*YOUR TASK*:
Please return every line of the records below that holds the word "selected".

*DATA UNDER STUDY*:

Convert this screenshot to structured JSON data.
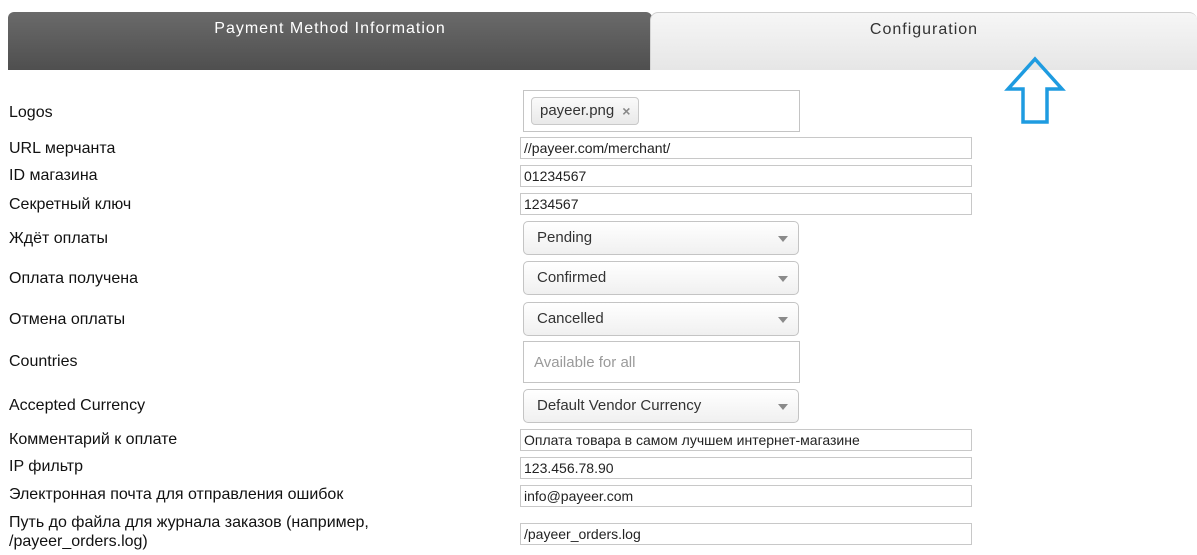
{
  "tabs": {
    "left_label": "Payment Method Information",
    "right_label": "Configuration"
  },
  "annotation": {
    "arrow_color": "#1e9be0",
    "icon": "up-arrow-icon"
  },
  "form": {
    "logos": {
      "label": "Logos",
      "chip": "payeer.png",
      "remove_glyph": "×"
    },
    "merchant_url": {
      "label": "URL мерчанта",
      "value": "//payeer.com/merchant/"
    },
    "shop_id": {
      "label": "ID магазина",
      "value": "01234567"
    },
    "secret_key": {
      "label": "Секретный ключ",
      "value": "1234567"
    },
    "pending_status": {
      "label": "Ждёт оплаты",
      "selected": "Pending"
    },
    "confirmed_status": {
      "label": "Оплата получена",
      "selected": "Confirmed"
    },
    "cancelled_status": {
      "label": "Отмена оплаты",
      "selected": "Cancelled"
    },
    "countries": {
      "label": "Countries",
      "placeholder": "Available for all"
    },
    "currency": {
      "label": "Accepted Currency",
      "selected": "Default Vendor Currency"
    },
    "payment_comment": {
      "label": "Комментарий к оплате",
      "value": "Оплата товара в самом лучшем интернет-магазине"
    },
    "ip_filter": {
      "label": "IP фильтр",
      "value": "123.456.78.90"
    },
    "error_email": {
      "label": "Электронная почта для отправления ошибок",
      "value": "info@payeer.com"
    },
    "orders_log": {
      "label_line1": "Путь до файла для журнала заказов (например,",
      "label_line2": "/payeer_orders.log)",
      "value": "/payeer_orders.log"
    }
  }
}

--

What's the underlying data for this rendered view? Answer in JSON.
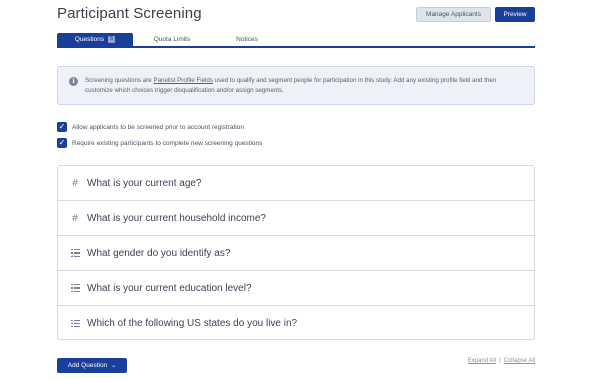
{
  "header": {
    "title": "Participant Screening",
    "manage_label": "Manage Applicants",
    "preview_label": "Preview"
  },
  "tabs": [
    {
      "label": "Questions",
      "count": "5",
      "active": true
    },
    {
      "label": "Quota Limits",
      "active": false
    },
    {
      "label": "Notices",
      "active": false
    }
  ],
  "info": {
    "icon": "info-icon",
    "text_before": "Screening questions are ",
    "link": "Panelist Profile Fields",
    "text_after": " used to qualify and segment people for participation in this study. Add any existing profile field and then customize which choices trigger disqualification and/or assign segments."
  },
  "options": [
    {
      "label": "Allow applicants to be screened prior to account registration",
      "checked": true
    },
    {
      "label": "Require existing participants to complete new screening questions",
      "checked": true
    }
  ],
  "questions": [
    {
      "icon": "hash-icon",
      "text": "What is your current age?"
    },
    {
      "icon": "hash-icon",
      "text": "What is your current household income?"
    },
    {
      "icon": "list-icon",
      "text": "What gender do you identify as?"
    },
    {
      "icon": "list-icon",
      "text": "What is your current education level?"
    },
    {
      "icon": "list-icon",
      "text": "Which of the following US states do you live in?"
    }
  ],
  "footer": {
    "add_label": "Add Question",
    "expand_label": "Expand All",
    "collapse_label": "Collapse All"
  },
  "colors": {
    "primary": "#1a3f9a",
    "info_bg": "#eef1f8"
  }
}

*EXPECTED OUTPUT*:
      "selected": "Pending"
      "selected": "Confirmed"
      "selected": "Cancelled"
      "selected": "Default Vendor Currency"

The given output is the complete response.